Jump to content

Unofficial Home of Old Simplicity & Allis-Chalmers Garden Tractors

Sign in to follow this  
NLM

Another Briggs with no spark

Recommended Posts

NLM
I need some help with my briggs 243431. I put in a new coil, points, condensor, and plug. I get a faint spark from the plug wire to the head bolt, but can't get anything out of the plug. I didn't remove or change the flywheel in any way. I did, however, slightly change the ignition wire from the coil to the points. They were screwed together to a small tab that looked like it broke off from somewhere. I stripped the leads and connected them together and taped them. What next?

Share this post


Link to post
Share on other sites
BLT
Ok the start of twenty questions, what about the gap between the flywheel and coil legs. Is that about .010-.012. Being that you are getting a spark rules out any sort of grounding. Those two pieces you taped togeter probably was mounted on a piece of bakelite where you would connect grounding wire to ign switch. BLT BT

Share this post
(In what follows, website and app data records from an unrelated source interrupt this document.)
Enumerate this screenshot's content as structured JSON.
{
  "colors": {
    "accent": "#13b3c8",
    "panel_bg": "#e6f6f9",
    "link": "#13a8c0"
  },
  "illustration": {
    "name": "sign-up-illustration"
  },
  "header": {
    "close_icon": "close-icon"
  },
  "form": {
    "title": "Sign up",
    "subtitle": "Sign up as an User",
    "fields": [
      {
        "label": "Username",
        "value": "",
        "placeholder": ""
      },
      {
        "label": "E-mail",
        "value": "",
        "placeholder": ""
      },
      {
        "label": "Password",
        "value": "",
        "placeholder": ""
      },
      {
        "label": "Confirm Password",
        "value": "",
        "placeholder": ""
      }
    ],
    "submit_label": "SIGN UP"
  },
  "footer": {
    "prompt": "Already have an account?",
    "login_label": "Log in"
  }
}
Link to post
Share on other sites
HubbardRA
NLM, If you don't have a non-metallic feeler gauge to check the flywheel/coil gap, I have used matchbook covers before with good success. I can't help much with the magneto, I have switched my 243431 over to battery ignition by using a Kohler coil with the B/S points and condenser. Been running this way for 15 years and haven't replaced the points or condenser. Put the Kohler coil on 3 years ago because the motorcycle coil I was using before that died.

Share this post


Link to post
Share on other sites
PatRarick
You said that you did not remove the flywheel. What were the circumstances requiring you to replace everything in the ignition system? If it was weak or no spark, the problem could be a partially sheared flywheel key. Since everything else is new, and if you are sure as to the point gap and the amature (coil) air gap, this would be my first check. From there, make sure that you have a good ground connection between the armature and block, and the points/condenser and the block. Faulty new parts or a weak flywheel magnet are remote possibilities. If the new armature was OEM, there should have been an instruction sheet included that doubles as a gauge to set the armature air gap. If not, I use three thicknesses of note paper. Loosen the armature and pull it away from the flywheel and tighten the screws. Turn the flywheel so the magnet is directly in line with the armature. Lay the paper over the magnet, then loosen the armature screws allowing the magnet to pull the armature tight, sandwiching the paper between the flywheel and the armature. Tighten the screws, then turn the flywheel to remove the paper. Pat

Share this post


Link to post
Share on other sites
PatRarick
I should expand on the flywheel key possiblity. Before Briggs had electronic ignition, the flywheel key was made of a material that could only partially shear. To generate spark, the flywheel magnet has to pass the armature as the points open. depending on how far the key shears, it is possible to maintain spark, but it will be weak. Magnetron will create spark each time the magnet passes the coil, regardless of whether or not the key is sheared. A partially sheared key will throw the engine out of time far enough so that the normal spark could cause a dangerous backfire or kickback situation, where the weak or no spark condition of the point system would not allow this. For this reason, the composition of the flywheel key was changed so that the key is supposed to shear completely. The theory is that this will throw the timing so far off, that backfiring and kickback will not be a problem. Notice that I said "THEORY". In short, an original, old style, or aftermarket key may only partially shear, creating a week spark in a point type system. Pat

Share this post


Link to post
Share on other sites
Guest
This topic is now closed to further replies.
Sign in to follow this  

×